Young People and Their Wellbeing
Your son’s wellbeing teacher has and will continue to touch base with him every week. The purpose of this linking in by the Well Being teacher is not to add to your son’s workload, rather, it is to encourage your son to stay motivated, get some exercise and try to remain positive. A challenging event like the COVID-19 (coronavirus) pandemic can affect everyone’s mental health. Each of us is doing our best to look after ourselves. But young people and children might need extra attention and support. For some people, there is a sense of a ‘new normal’ and of getting used to these temporary circumstances. As the situation evolves, anxiety levels may change. Others will find it an increasingly difficult and anxious time. But for most, there will be ups and downs on a daily basis. The HSE have developed an excellent resource for parents who may wish to read up on tips and strategies that you could use to help your son to take care of his mental health. This resource is for parents and students. The link is provided below.
- Students can download MapMyRun to show their times/ progress

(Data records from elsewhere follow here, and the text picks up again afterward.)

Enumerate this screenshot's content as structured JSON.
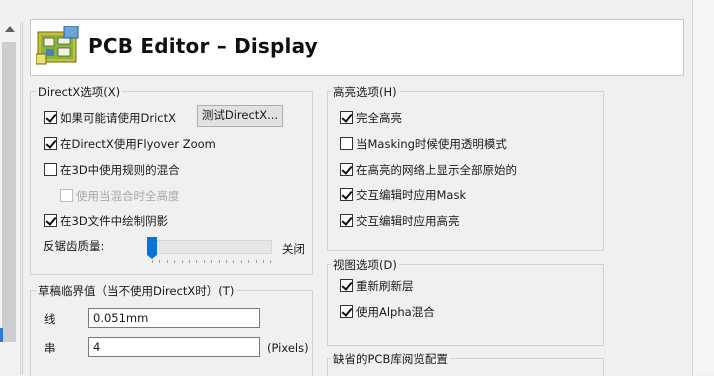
{
  "header": {
    "title": "PCB Editor – Display"
  },
  "directx": {
    "legend": "DirectX选项(X)",
    "use_directx": {
      "label": "如果可能请使用DrictX",
      "checked": true
    },
    "test_button": "测试DirectX...",
    "flyover": {
      "label": "在DirectX使用Flyover Zoom",
      "checked": true
    },
    "blend3d": {
      "label": "在3D中使用规则的混合",
      "checked": false
    },
    "full_brightness": {
      "label": "使用当混合时全高度",
      "checked": false,
      "disabled": true
    },
    "shadows3d": {
      "label": "在3D文件中绘制阴影",
      "checked": true
    },
    "antialias": {
      "label": "反锯齿质量:",
      "value_label": "关闭",
      "level": 0
    }
  },
  "draft": {
    "legend": "草稿临界值（当不使用DirectX时）(T)",
    "line": {
      "label": "线",
      "value": "0.051mm"
    },
    "string": {
      "label": "串",
      "value": "4",
      "unit": "(Pixels)"
    }
  },
  "highlight": {
    "legend": "高亮选项(H)",
    "items": [
      {
        "label": "完全高亮",
        "checked": true
      },
      {
        "label": "当Masking时候使用透明模式",
        "checked": false
      },
      {
        "label": "在高亮的网络上显示全部原始的",
        "checked": true
      },
      {
        "label": "交互编辑时应用Mask",
        "checked": true
      },
      {
        "label": "交互编辑时应用高亮",
        "checked": true
      }
    ]
  },
  "view": {
    "legend": "视图选项(D)",
    "items": [
      {
        "label": "重新刷新层",
        "checked": true
      },
      {
        "label": "使用Alpha混合",
        "checked": true
      }
    ]
  },
  "library": {
    "legend": "缺省的PCB库阅览配置"
  }
}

- All students’ times and videos can be submitted to Mr Conneely through email email@example.com/ TEAMS
- A full list of guidelines that students must adhere to will be provided to student’s who sign up with Mr. Conneely.
Our SEN coordinator, Ms. Nodlaig Clancy, has requested that the above information on Dyslexia be communicated to all parents. Many parents of students with dyslexia struggle to know how to support the student at second level as the challenges are different to those experienced at primary level. The Covid crisis has exacerbated this as home schooling has returned. This webinar aims to give practical help and advice.
The topics addressed include:
- How dyslexia affects the student at second level
- How to support the student in the following areas
- Memory and Learning
- Spelling and Vocabulary.
- Key educational choices such as subject choice, language exemptions etc.
- Resources such as useful websites.
As is consistently stated in our e mails, we are here to help and support you all. This is a challenge for everyone and all any of us can do is to employ our best effort.
David Quilter Lorraine Shiels